It is if Granny Warren’s picking up some good stuff cheap, a la Bain Capital. Let’s move on to another foreclosure, this one on 500 NW 18th St. in her hometown. She’s listed as the mortgagee on a $55,000 mortgage taken out by her brother John in 1992.
In 1998, John Herring sold the foreclosed house for $140,000.
Lieawatha bragged last fall that she provided the “intellectual foundations” of the national crime wave known as Occupy Wall Street. Everyone assumed she was talking about her turgid prose, not her own wheeling and dealing in the misery of the middle class.
Late last night the campaign issued this statement: “Elizabeth and her husband have worked hard and are fortunate to be in a position where they could help their family members.”
In her book “All Your Worth,” the 32/32nds white woman says it is a myth that “you can make big money buying houses and flipping them quickly.” Really?
The lesson here is, not everything you read is true. For instance, your mother probably told you, “Cheaters never prosper.” Your mother never knew Granny Warren.

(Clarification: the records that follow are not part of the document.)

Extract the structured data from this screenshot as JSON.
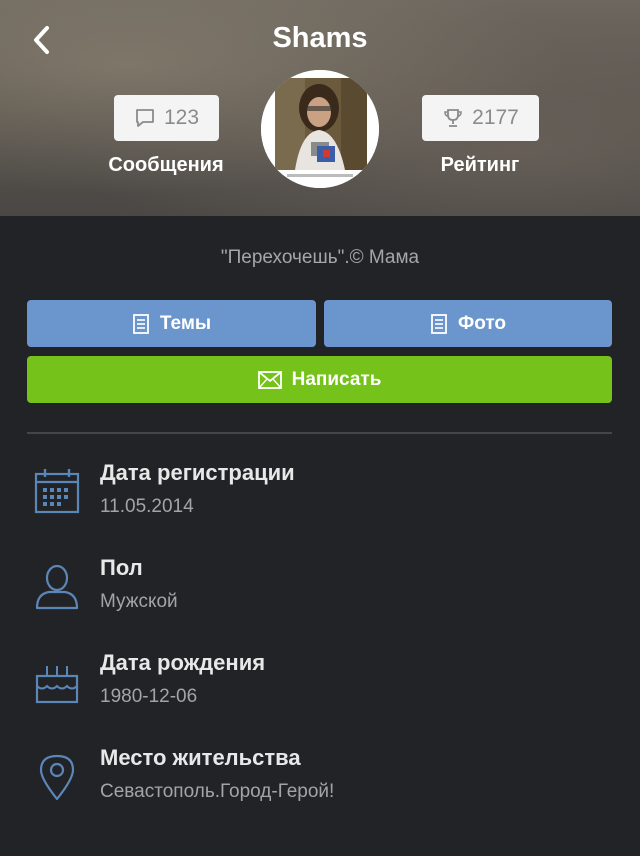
{
  "header": {
    "title": "Shams",
    "messages_count": "123",
    "messages_label": "Сообщения",
    "rating_value": "2177",
    "rating_label": "Рейтинг"
  },
  "profile": {
    "status_quote": "\"Перехочешь\".© Мама"
  },
  "buttons": {
    "topics_label": "Темы",
    "photos_label": "Фото",
    "write_label": "Написать"
  },
  "info": [
    {
      "title": "Дата регистрации",
      "value": "11.05.2014",
      "icon": "calendar-icon"
    },
    {
      "title": "Пол",
      "value": "Мужской",
      "icon": "user-icon"
    },
    {
      "title": "Дата рождения",
      "value": "1980-12-06",
      "icon": "cake-icon"
    },
    {
      "title": "Место жительства",
      "value": "Севастополь.Город-Герой!",
      "icon": "location-pin-icon"
    }
  ],
  "colors": {
    "background": "#222326",
    "button_blue": "#6b95cd",
    "button_green": "#74c21a",
    "icon_blue": "#5b86b8"
  }
}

FP: The other day I came across a video floating in the Internet showing Massachussetts governor Deval Patrick trying to shut up a journalist who was asking Elisabeth Warren about her Cherokee claims with “We don’t care about that”. I suspect that this new facts about Warren will prompt a much stronger attempt from Patrick to shut up up questions about it because, to put it simply, it reaches too close to home.
If you want to know who (or what) Deval is, read the book I recommended a while ago: The Monster How a Gang of Predatory Lenders and Wall Street Bankers Fleeced America. Michael Hudson writes that when several state Attorneys General were looking into the massively fraudulent behavior of lenders, one of the worst law violators, Ameriquest, tried to “soften” them up with a luxurious dinner, at which they paraded Deval to every one of them and he tried to convince them that everything was OK and and that the “mistakes” were corrected and there was no need to do anything about it.
Warren and Deval are hardly the only fake liberals who exploit the gullibility of the American public by blaming the Republicans/conservatives for the dire circumstances in which America finds itself. The reality is that the problems are systemic, not partisan or ideological. This is what the senility and decline of capitalist democracy looks like.
Steven Hayward: The True Verdict on Edwards
William Jacobson: Obama spikes the Stuxnet